▸ Work to complete: Would you reproduce every record exactly, leaving out the pictures?

▸ Provided information:
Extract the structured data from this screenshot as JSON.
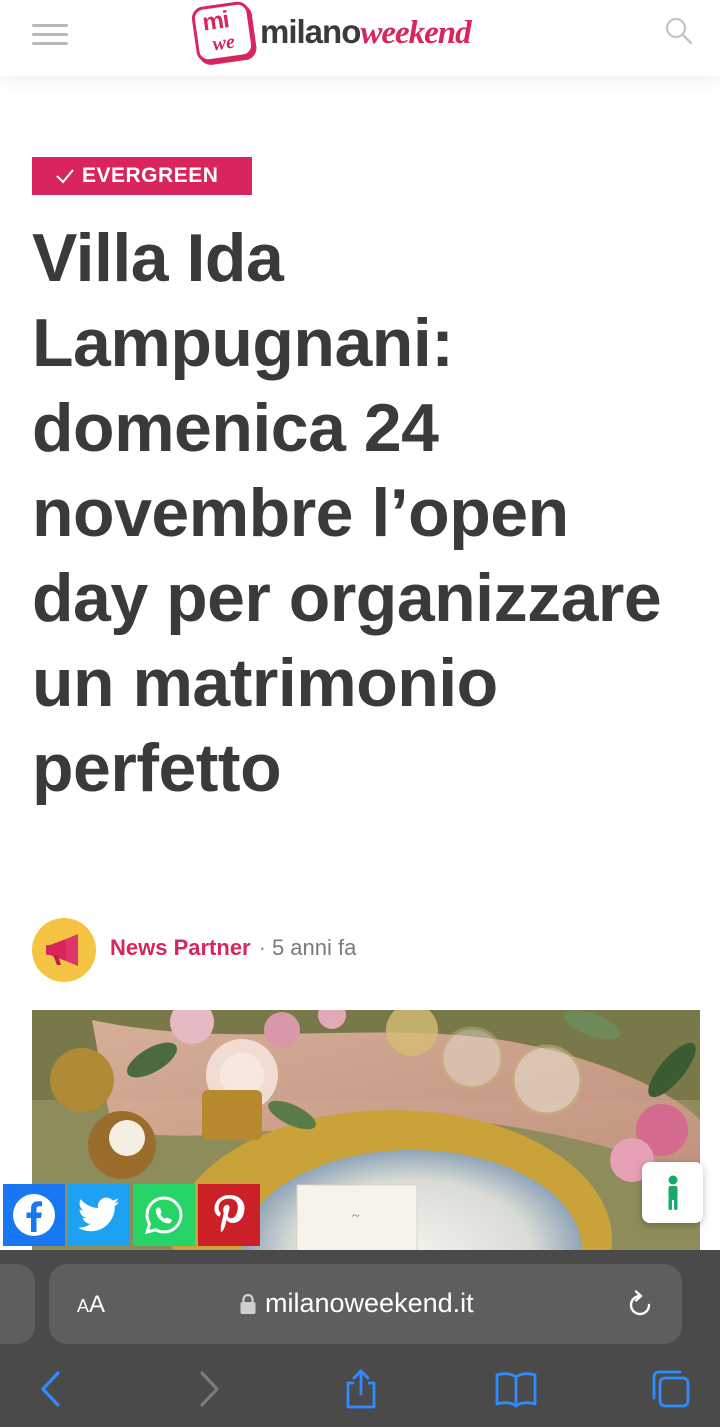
{
  "header": {
    "logo": {
      "badge_top": "mi",
      "badge_bottom": "we",
      "word_main": "milano",
      "word_accent": "weekend"
    },
    "brand_color": "#d8265d"
  },
  "article": {
    "category": "EVERGREEN",
    "title": "Villa Ida Lampugnani: domenica 24 novembre l’open day per organizzare un matrimonio perfetto",
    "author": "News Partner",
    "separator": "·",
    "published": "5 anni fa"
  },
  "share": {
    "buttons": [
      {
        "name": "facebook",
        "color": "#1877f2"
      },
      {
        "name": "twitter",
        "color": "#1da1f2"
      },
      {
        "name": "whatsapp",
        "color": "#25d366"
      },
      {
        "name": "pinterest",
        "color": "#cb2027"
      }
    ]
  },
  "browser": {
    "aa_small": "A",
    "aa_big": "A",
    "url": "milanoweekend.it",
    "accent": "#2f8cff"
  }
}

▸ Response to the task:
Extract the structured data from this screenshot as JSON.
{
  "header": {
    "logo": {
      "badge_top": "mi",
      "badge_bottom": "we",
      "word_main": "milano",
      "word_accent": "weekend"
    },
    "brand_color": "#d8265d"
  },
  "article": {
    "category": "EVERGREEN",
    "title": "Villa Ida Lampugnani: domenica 24 novembre l’open day per organizzare un matrimonio perfetto",
    "author": "News Partner",
    "separator": "·",
    "published": "5 anni fa"
  },
  "share": {
    "buttons": [
      {
        "name": "facebook",
        "color": "#1877f2"
      },
      {
        "name": "twitter",
        "color": "#1da1f2"
      },
      {
        "name": "whatsapp",
        "color": "#25d366"
      },
      {
        "name": "pinterest",
        "color": "#cb2027"
      }
    ]
  },
  "browser": {
    "aa_small": "A",
    "aa_big": "A",
    "url": "milanoweekend.it",
    "accent": "#2f8cff"
  }
}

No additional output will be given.